- [Required action] Could you copy every line from the material below in which "Save" appears?
──────── Data to use ────────
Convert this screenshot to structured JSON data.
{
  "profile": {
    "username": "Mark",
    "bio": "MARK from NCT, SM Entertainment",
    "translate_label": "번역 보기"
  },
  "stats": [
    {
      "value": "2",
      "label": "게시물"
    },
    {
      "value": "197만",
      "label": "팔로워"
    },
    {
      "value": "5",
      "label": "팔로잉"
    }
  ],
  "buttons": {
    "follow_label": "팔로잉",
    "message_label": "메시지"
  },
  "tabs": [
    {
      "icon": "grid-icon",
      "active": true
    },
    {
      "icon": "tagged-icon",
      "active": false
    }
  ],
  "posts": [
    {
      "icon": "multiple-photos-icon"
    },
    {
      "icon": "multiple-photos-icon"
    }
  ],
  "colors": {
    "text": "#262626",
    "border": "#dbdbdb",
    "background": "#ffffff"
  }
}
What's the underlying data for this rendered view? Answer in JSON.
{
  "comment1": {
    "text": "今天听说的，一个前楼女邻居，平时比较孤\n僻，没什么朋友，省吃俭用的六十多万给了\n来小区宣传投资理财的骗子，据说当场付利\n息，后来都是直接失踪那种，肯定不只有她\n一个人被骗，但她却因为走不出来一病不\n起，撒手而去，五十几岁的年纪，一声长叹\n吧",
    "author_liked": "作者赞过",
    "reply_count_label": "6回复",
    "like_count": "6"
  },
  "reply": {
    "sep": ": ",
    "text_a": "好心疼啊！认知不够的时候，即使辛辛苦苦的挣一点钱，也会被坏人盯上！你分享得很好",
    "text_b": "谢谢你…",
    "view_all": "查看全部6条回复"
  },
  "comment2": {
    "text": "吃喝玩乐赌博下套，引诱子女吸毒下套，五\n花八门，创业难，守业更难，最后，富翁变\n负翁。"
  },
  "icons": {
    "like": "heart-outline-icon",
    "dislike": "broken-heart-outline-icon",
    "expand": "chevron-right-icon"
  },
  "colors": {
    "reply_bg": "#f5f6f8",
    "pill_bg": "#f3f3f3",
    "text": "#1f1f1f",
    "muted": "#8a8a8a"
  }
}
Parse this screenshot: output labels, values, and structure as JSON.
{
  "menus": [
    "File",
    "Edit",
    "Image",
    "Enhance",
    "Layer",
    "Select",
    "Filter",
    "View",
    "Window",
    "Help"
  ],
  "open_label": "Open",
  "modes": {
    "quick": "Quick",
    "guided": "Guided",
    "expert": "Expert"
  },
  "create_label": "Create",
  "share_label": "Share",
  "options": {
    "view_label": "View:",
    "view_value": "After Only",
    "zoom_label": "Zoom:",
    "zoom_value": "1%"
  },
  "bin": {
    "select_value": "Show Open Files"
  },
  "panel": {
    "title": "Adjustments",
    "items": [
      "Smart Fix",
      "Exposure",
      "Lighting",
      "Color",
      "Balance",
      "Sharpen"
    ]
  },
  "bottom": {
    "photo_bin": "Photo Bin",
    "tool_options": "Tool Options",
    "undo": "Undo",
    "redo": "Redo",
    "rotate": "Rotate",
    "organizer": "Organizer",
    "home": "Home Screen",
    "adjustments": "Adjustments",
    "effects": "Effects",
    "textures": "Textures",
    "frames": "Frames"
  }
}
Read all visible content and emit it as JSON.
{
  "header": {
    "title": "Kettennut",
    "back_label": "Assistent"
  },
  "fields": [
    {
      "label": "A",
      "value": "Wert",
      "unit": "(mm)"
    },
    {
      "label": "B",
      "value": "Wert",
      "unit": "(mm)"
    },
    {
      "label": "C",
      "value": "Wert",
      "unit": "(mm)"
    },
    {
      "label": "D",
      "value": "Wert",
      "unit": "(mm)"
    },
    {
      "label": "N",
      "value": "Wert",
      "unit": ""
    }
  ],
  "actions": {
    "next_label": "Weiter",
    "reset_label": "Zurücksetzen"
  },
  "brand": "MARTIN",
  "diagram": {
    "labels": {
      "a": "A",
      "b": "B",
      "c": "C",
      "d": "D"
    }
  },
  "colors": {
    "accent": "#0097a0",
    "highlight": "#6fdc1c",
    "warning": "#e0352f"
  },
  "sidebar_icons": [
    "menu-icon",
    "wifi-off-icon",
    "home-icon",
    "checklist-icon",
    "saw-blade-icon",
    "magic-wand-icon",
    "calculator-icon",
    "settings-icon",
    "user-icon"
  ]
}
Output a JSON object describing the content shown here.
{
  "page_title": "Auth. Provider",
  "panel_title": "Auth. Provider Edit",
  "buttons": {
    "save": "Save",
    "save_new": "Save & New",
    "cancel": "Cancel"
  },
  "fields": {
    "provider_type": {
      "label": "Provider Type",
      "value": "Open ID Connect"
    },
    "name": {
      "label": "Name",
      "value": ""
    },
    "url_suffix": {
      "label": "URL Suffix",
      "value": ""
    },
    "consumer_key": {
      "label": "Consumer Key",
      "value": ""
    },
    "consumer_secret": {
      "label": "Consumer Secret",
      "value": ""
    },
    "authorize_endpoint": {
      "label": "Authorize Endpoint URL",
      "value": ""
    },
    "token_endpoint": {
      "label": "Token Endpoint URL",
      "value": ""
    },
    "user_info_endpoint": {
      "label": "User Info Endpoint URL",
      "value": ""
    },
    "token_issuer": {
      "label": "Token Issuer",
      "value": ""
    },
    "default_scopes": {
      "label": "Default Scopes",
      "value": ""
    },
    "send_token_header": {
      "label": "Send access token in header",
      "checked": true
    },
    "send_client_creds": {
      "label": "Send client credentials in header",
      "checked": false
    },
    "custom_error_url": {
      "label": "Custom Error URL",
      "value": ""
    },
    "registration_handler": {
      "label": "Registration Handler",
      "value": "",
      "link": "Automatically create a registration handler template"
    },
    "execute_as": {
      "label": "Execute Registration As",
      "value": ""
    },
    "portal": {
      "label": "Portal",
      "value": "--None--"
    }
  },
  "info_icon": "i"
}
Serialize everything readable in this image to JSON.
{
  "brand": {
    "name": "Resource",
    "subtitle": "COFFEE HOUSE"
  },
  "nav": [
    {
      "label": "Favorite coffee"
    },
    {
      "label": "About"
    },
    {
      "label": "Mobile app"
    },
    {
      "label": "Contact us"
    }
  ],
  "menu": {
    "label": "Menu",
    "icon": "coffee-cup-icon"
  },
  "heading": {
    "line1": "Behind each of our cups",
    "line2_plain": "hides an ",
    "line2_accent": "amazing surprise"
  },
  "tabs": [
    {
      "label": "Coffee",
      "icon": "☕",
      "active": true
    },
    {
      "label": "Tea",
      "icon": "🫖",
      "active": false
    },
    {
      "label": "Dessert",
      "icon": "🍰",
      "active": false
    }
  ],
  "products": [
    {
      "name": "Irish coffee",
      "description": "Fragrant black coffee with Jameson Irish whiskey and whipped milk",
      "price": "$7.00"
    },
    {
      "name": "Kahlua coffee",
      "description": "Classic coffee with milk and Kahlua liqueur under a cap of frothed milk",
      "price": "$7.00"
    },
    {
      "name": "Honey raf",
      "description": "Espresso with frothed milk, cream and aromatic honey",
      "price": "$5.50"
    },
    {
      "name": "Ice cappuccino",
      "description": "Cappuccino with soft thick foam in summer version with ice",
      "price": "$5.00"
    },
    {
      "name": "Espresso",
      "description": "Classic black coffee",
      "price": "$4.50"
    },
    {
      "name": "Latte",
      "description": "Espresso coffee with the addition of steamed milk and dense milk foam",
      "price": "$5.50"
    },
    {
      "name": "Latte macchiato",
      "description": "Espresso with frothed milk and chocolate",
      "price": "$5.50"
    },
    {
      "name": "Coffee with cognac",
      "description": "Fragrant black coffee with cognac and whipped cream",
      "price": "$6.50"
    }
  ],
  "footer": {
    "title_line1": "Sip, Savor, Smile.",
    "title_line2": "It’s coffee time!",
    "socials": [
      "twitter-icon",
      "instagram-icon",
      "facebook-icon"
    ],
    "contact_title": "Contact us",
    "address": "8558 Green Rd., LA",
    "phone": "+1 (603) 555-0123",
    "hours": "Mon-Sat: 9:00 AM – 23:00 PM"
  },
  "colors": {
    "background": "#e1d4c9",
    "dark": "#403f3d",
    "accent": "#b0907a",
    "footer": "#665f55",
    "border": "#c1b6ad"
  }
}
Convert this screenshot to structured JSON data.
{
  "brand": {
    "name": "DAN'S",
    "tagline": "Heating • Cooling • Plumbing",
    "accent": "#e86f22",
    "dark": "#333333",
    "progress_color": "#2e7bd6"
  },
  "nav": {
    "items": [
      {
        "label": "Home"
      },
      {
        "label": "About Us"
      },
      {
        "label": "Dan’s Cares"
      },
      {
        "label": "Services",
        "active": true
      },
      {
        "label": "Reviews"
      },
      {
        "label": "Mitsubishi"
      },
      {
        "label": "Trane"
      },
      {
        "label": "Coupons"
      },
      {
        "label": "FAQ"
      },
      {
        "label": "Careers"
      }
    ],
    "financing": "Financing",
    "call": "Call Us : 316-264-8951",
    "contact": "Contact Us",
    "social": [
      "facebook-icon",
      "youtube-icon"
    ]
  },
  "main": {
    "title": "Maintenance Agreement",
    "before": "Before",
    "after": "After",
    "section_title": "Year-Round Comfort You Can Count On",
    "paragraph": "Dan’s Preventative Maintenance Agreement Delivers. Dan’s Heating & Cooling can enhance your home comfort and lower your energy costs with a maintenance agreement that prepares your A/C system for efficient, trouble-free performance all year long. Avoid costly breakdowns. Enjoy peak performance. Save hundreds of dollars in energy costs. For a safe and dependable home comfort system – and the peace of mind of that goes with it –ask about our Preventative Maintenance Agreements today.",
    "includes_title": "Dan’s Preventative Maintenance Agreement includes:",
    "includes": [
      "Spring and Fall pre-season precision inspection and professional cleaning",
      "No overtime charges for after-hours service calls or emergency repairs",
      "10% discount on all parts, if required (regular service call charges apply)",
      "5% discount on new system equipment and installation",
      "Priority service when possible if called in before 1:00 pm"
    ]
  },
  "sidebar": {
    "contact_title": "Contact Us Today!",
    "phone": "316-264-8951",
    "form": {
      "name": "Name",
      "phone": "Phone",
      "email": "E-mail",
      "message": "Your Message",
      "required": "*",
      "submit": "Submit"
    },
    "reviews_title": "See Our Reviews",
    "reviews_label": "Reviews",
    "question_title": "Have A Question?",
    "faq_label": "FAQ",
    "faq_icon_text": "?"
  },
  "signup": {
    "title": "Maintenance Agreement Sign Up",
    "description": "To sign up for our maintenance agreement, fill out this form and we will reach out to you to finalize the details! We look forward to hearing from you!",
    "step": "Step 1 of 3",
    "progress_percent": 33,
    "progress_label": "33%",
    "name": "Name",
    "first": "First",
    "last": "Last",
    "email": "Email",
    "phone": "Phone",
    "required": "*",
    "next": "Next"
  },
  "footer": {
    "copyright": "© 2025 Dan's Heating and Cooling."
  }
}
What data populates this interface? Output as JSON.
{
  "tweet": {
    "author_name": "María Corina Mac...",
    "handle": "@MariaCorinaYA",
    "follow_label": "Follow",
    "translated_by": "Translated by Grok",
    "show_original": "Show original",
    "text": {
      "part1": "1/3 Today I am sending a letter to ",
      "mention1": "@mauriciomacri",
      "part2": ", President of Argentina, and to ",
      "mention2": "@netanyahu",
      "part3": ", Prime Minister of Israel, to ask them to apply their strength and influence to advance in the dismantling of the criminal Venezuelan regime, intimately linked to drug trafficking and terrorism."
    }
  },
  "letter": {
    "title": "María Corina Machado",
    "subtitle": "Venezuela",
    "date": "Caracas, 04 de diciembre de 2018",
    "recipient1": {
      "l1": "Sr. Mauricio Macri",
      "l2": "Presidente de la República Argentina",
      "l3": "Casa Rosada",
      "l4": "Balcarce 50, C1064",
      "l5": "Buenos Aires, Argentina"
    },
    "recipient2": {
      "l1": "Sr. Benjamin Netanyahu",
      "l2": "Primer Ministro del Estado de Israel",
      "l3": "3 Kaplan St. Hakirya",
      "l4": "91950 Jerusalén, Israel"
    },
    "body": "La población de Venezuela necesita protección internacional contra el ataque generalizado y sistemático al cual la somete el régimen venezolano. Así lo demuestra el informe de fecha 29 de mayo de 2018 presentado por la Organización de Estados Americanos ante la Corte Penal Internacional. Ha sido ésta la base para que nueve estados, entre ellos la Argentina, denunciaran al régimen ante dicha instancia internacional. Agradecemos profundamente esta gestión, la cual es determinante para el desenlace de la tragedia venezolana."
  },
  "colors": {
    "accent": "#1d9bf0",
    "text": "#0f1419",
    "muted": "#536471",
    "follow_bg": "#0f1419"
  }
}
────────
- [Response to the exercise]
    "save": "Save",
    "save_new": "Save & New",
    "paragraph": "Dan’s Preventative Maintenance Agreement Delivers. Dan’s Heating & Cooling can enhance your home comfort and lower your energy costs with a maintenance agreement that prepares your A/C system for efficient, trouble-free performance all year long. Avoid costly breakdowns. Enjoy peak performance. Save hundreds of dollars in energy costs. For a safe and dependable home comfort system – and the peace of mind of that goes with it –ask about our Preventative Maintenance Agreements today.",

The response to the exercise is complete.